Required work -> Copy out the lines of the material that include the string "Developer".
__________
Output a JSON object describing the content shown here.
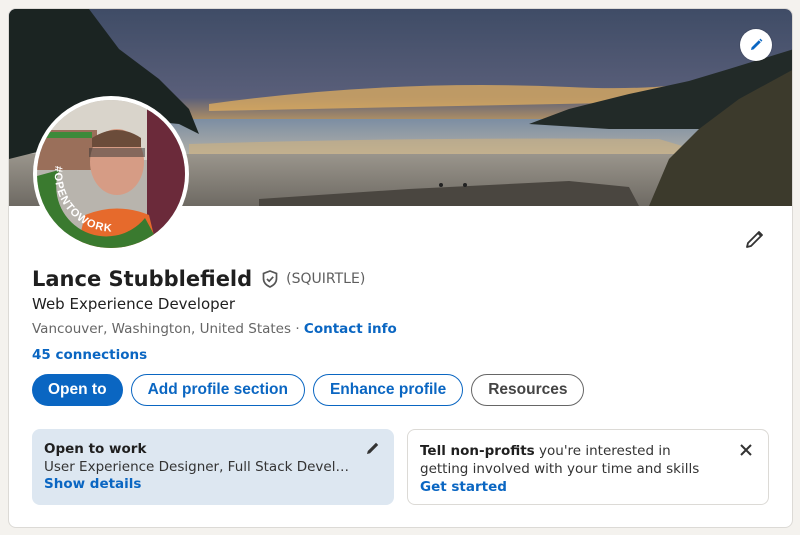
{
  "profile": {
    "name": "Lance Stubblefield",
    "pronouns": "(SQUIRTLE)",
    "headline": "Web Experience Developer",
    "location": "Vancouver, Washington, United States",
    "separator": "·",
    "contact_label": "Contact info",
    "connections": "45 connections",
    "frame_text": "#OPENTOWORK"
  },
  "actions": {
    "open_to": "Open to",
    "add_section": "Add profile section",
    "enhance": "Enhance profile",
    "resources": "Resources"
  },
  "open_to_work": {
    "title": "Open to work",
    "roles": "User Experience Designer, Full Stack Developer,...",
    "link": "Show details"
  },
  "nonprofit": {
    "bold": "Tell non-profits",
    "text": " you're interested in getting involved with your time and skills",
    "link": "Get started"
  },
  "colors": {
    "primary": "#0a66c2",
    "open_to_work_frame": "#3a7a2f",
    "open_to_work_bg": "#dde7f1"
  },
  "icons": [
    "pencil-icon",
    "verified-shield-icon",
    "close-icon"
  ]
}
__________
Output of the task ->
    "headline": "Web Experience Developer",
    "roles": "User Experience Designer, Full Stack Developer,...",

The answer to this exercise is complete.